Using the skills from the Akashic Records work, I collaborated with a family member to figure out a protocol for sitting with our ancestors. Together, we uncovered stories worthy of a book on our family history. But more importantly, we transformed old narratives of flawed (and sometimes annoying) human personalities into a deeper understanding of our ancestors’ humanity. We stumbled upon and dissolved familial patterns that no longer served us—beliefs around money and scarcity, blame as a go-to emotion, and taxing behaviors as a way of life. The healing of our ancestors became our healing and the healing of our descendants. We were healing a lineage.
Looking back, I can see how the visit by my other worldly grandfather in Jane’s office was the starting point and model for ancestral healing. Jane was my bridge between the living and the dead. Now, I am that bridge for my clients. The love, compassion, and forgiveness that I had for my grandfather led to a transformation for both of us. This showed me the key components of any ancestral healing session.
Photo by Pixabay
It has been nearly a year since I moved from Colorado to Iowa. Initially, the move was about downsizing a residence and simplifying my life. It has been so much more. The dramatic exit from one state to another was a crossing of a threshold. I left behind an old identity, steeped in the busyness of a dutiful daughter and a loving mother raising children and stepped into a new identity, immersed in the love and compassion of a sacred healer. The trauma that I experienced in the move was a gift. I needed to be broken open, so that I could experience life on its own terms, without resistance. Only then could I see the beauty all around me.
I am an explorer at heart. I am happiest when I can dive in, with both feet, learning through immersion. Ironically, “sitting with my ancestors” required me to be still. It asked me to listen deeply, to hear the quiet whispers. It invited me to have faith in the strength of invisible threads. Iowa became the place where I could slow down, to experience life and death in a new way.
The serenity of the farm across the street, viewed from the second story of my home office, is a reminder of this. Nature is all around and I feel at one with the rolling landscape. The seasons change every few months. And they are eternal in returning, year after year.
I started this series with a quote from Steve Jobs, about looking back and connecting the dots. This quote, from his widow, Laurine Powell Jobs, speaks to me now:
“I understand the gift of each day—the gift that is life. We are not promised life and then we don’t know how long it is. So I’m able to cherish it and be really clear about what is my highest and best use as long as I’m here. What good stuff can I do that would be useful and meaningful? That is the driving force in my life.”

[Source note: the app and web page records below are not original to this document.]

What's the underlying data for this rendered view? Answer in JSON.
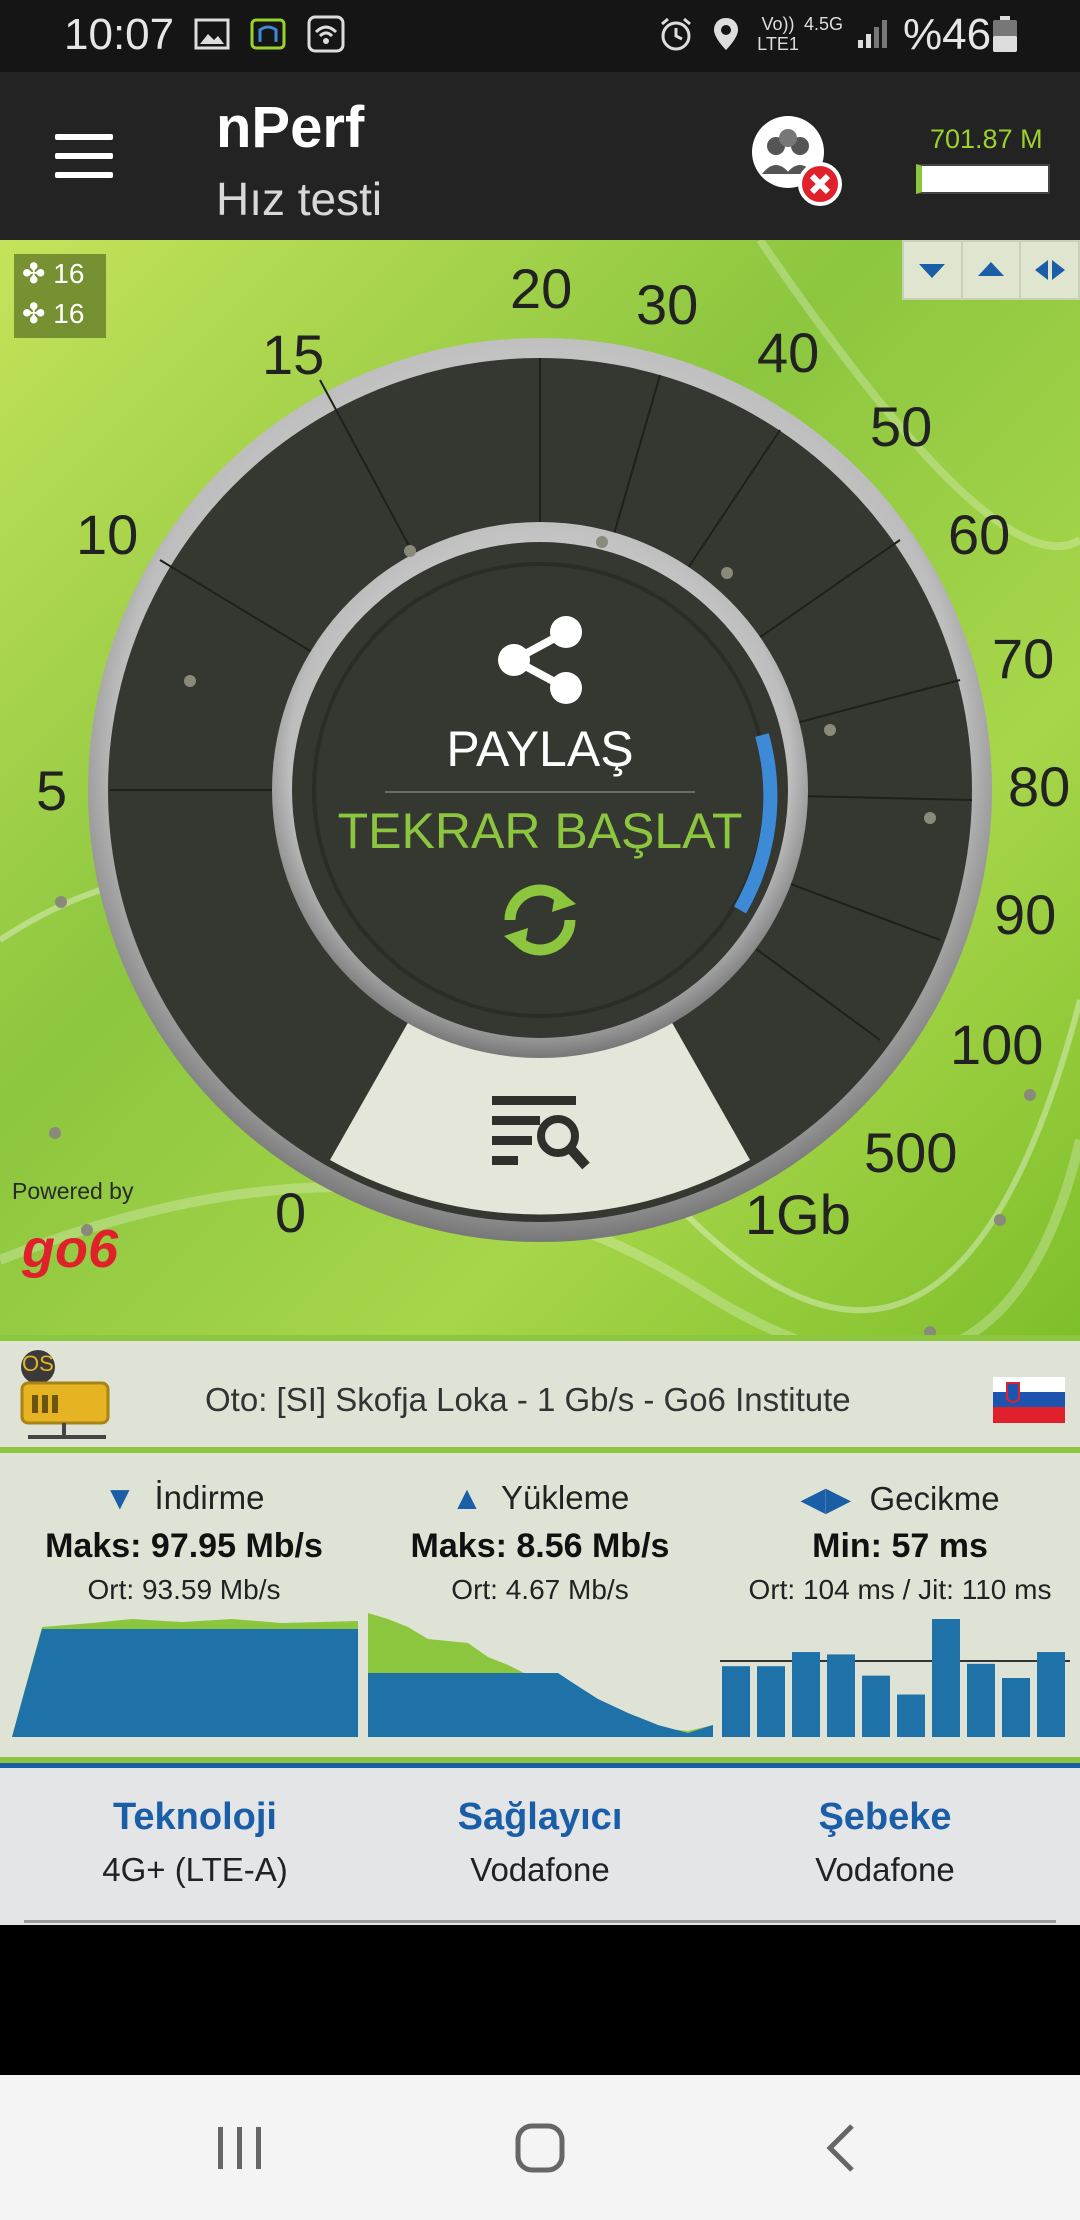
{
  "status_bar": {
    "time": "10:07",
    "network_label": "Vo)) LTE1",
    "network_type": "4.5G",
    "battery": "%46",
    "icons": [
      "image-icon",
      "nperf-notification-icon",
      "wifi-icon",
      "alarm-icon",
      "location-icon",
      "signal-icon",
      "battery-icon"
    ]
  },
  "app_bar": {
    "title": "nPerf",
    "subtitle": "Hız testi",
    "data_quota": "701.87 M"
  },
  "speedometer": {
    "connections": [
      "16",
      "16"
    ],
    "scale_labels": [
      "0",
      "5",
      "10",
      "15",
      "20",
      "30",
      "40",
      "50",
      "60",
      "70",
      "80",
      "90",
      "100",
      "500",
      "1Gb"
    ],
    "share_label": "PAYLAŞ",
    "restart_label": "TEKRAR BAŞLAT",
    "powered_by": "Powered by",
    "sponsor": "go6",
    "accent": "#8cc63f",
    "needle_color": "#3d8bd6"
  },
  "server": {
    "badge": "OS",
    "text": "Oto: [SI] Skofja Loka - 1 Gb/s - Go6 Institute"
  },
  "results": {
    "download": {
      "label": "İndirme",
      "max": "Maks: 97.95 Mb/s",
      "avg": "Ort: 93.59 Mb/s"
    },
    "upload": {
      "label": "Yükleme",
      "max": "Maks: 8.56 Mb/s",
      "avg": "Ort: 4.67 Mb/s"
    },
    "latency": {
      "label": "Gecikme",
      "min": "Min: 57 ms",
      "avg": "Ort: 104 ms / Jit: 110 ms"
    },
    "latency_bars": [
      0.6,
      0.6,
      0.72,
      0.7,
      0.52,
      0.36,
      1.0,
      0.62,
      0.5,
      0.72
    ]
  },
  "info": {
    "technology": {
      "label": "Teknoloji",
      "value": "4G+ (LTE-A)"
    },
    "provider": {
      "label": "Sağlayıcı",
      "value": "Vodafone"
    },
    "network": {
      "label": "Şebeke",
      "value": "Vodafone"
    }
  },
  "colors": {
    "brand_blue": "#1a5ea8",
    "chart_blue": "#1f72a8",
    "green": "#8cc63f"
  }
}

The good stuff for me is this:
To heal the hearts of families–past, present and future
This is my soul’s divine purpose. My work in the world is a culmination of everything I have learned, taught and done in my lifetime thus far. It is my joy and passion.